Go further. Don’t hold back! Go further with your choices. As long as your performance is sincere, you can be as wacky and over-the-top as you like. The director will pull you back if it’s too much. It’s much easier for them to tell you to “tone it down” than fight to pull an interesting and dynamic performance out of you.
They are on your team. Sometimes voiceover can feel like a solitary pursuit since much of your time is spent alone in a tiny booth. It is important to remember that you’re part of a team and everyone is rooting for your success. Your agent, the director, the engineer, the producers, the client, the network...when you’re up to bat, you have a whole team of people cheering you on!
Stop obsessing. The industry is constantly changing, and your career path will not be a straight line. Don’t panic and get all paranoid when you find yourself in a slow season. Trends change and so do the people making decisions. Sometimes things will feel like one step forward, two steps back. Instead of getting frustrated, use this downtime to work on your craft.
Stop trying to impress everyone. Your best work will happen when you quit trying to please everyone—leave your perfectionism at the door. We are wonderfully flawed beings, so the characters we voice should be too. They’re hiring a human voice, not a robot! You will flub a line. You will have a bad audition. Let yourself make mistakes; laugh them off and learn from them.
You will never “make it.” There’s a myth in this industry that you can “make it,” that you will arrive at some pinnacle destination in your career, where you’ve reached a certain level of success and can just sit back as the work pours in. Sadly, this notion of comfort and job security doesn’t exist in this line of work; you have to keep showing up. The top voice actors still audition for roles—they’re out there improving their skill set and giving 100 percent of themselves every time.
Newbie nerves and comparison. Don’t compare yourself to veteran voiceover actors that have been doing this 20-30 years longer than you have. You wouldn’t walk into any other business and expect to be the CEO within the first year. There is a learning curve to everything. So when you are just starting out, study the pros, ask them questions, learn from them… but don’t get down on yourself if you’re not performing at their level yet. If you focus on the craft and be thankful for the process, one day there will be a newbie VO actor looking up to YOU.

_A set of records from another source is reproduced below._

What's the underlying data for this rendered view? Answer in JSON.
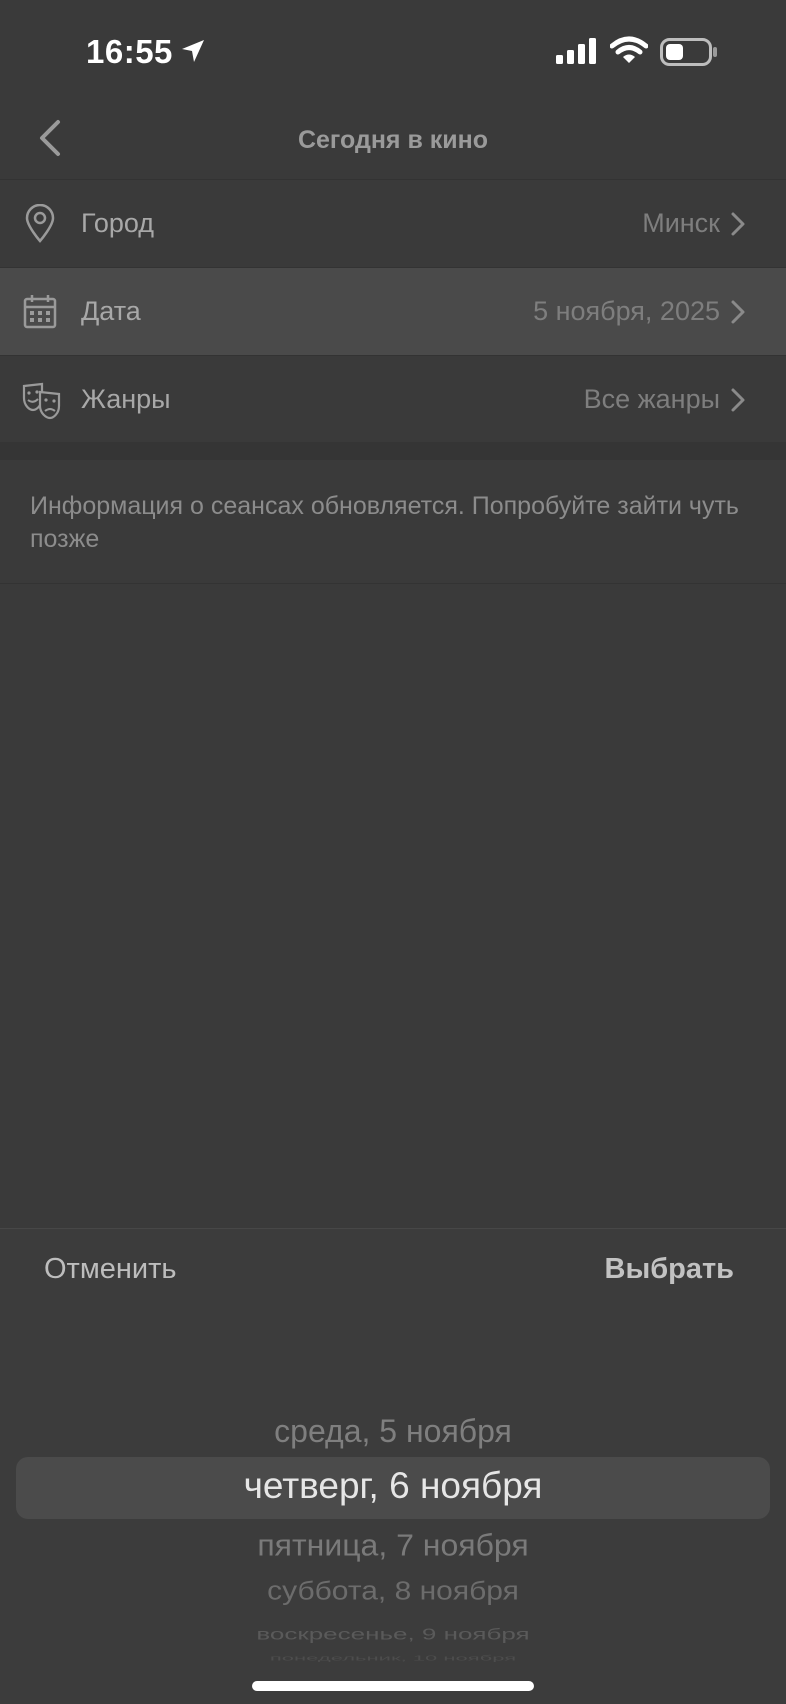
{
  "status_bar": {
    "time": "16:55",
    "icons": [
      "location-arrow-icon",
      "cellular-signal-icon",
      "wifi-icon",
      "battery-icon"
    ]
  },
  "nav": {
    "title": "Сегодня в кино",
    "back_icon": "chevron-left-icon"
  },
  "filters": [
    {
      "icon": "map-pin-icon",
      "label": "Город",
      "value": "Минск"
    },
    {
      "icon": "calendar-icon",
      "label": "Дата",
      "value": "5 ноября, 2025"
    },
    {
      "icon": "theater-masks-icon",
      "label": "Жанры",
      "value": "Все жанры"
    }
  ],
  "info": {
    "message": "Информация о сеансах обновляется. Попробуйте зайти чуть позже"
  },
  "picker": {
    "cancel_label": "Отменить",
    "select_label": "Выбрать",
    "options": [
      "среда, 5 ноября",
      "четверг, 6 ноября",
      "пятница, 7 ноября",
      "суббота, 8 ноября",
      "воскресенье, 9 ноября",
      "понедельник, 10 ноября"
    ],
    "selected": "четверг, 6 ноября"
  },
  "colors": {
    "background": "#3a3a3a",
    "highlight_row": "#4a4a4a",
    "selected_band": "#4b4b4b"
  }
}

This article was originally published in Backstage Magazine under the Expert Advice Column.